The chain agreed to pay almost $10 million to settle claims that it over billed Medicare for items coming from illegal financial relationships with physicians. This was a whistleblower suit by a former CEO. Top
SEIU v California
Several groups filed a complaint against the state for their low Medicaid rates. This was filed not in court where they would certainly lose but with the HHS OCR. They are complaining that the low rates discriminate against latinos and other low income residents. They say this is intentional. They are right. The low rates were to save the state money and it was intentional. The Supreme Court has already ruled this is legal. They want rates raised high enough to ensure the availability of services comparable to Medicare and employer based coverage. Taint going to happen.
Chamorro v Dignity Helath
The woman and her physician are suing after she was denied an elective tubal ligation post partum by the Catholic hospital. The physician agreed to the procedure but was denied the ability to do it by the hospital. Top
Morman v Campbell County Memorial
A female ortho attempted to sue the hospital for discrimination and of course lost. She was not in the same situation as her male counterparts. She was hired for skill and experience and they were hired as part of a sale of their entire practice. Also the hospital and the other defendants were entitled to qualified immunity. Her attorney should have know this.
ECMC v Cleland
The Erie County Medical Center has settled with its former CEO Richard Cleland. They will pay him $1.2 million after removing him for cause. His contract specified that is what he would be owed if he was fired for anything other than cause. The board caved. He maintains he was not fired for cause but resigned for cause. Top
Powell v City of Ocean City
A patient was arrested for DUI. She could not produce a reading on a breathalyzer nor could she produce enough urine for a test. she was taken to the hospital where the personnel in the presence of an officer was catheterized without proper sterilization or dress and she contracted MRSA. The court refused to dismiss the case since it was a fact question whether or not the catheterization was necessary or if it was done in a medically acceptable manner.
Dawson v Liberty Calhoun Hospital
She was taken to the hospital ER with breathing problems. She was treated and deemed stable and released. However, she did not feel she was able to be released and refused to go. The police were called by the hospital where they arrested her for trespassing. She collapsed while walking to the police car and efforts to revive her were unsuccessful.
Crawford v Oregon State Hospital
The estate of Christopher Crawford filed suit against the hospital for causing the death of the patient. They say he died of medications and not the official cause of hypertension. They claim that he had been heavily sedated for three months leading up to the death due to telling police and reporters about a nurse who had sex with another patient. He had been a confined patient for 20 years after committing a home burglary. Top

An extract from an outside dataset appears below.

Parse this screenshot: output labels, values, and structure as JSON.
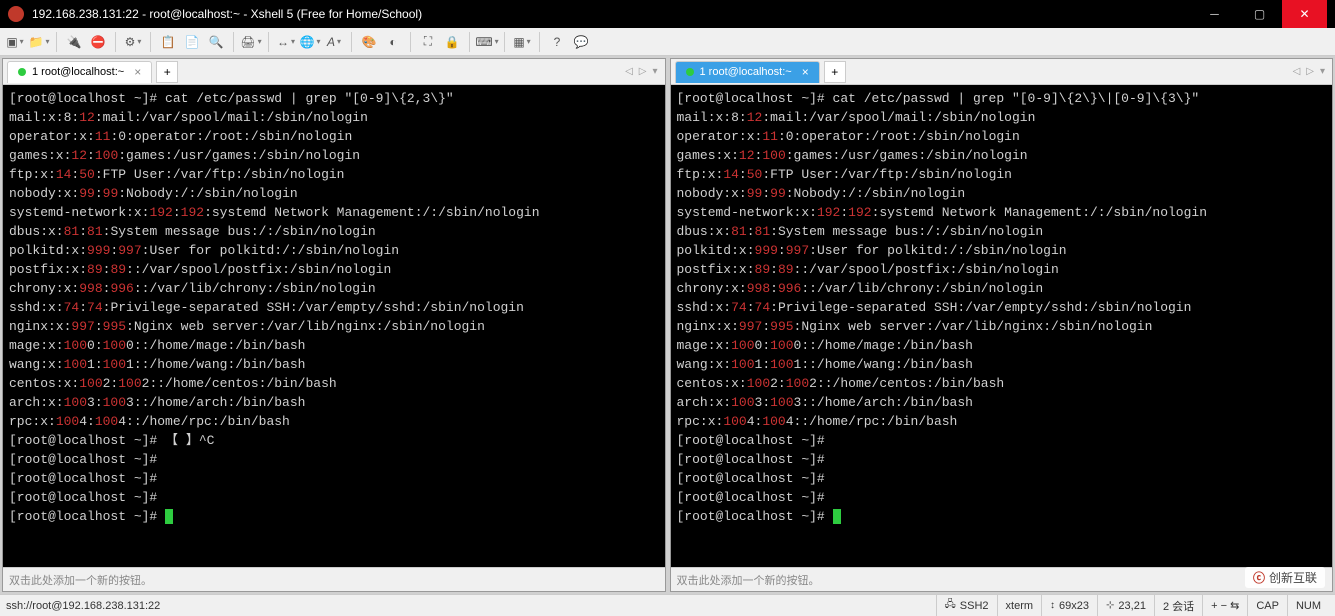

Patients v Community Mercy Health
The medical records of patients from the organization in Springfield, Ohio, were found in a local recycling enter. The records were supposed to be shredded but of course were not. The amount of patients affected are not known. Top
The past CFO of Curry Health Network has been arrested on vandalism charges. He was apparently seen on tape spray painting the house of the CEO Ginny Razo. Ms. Razo has found out recently that the system is in deep doo doo financially. She has let go 20 employees and Landau was placed on administrative leave. Top
DISCLAIMER: Although this article is updated periodically, it reflects the author's point of view at the time of publication. Nothing in this article constitutes legal advice. Readers should consult with their own legal counsel before acting on any of the information presented.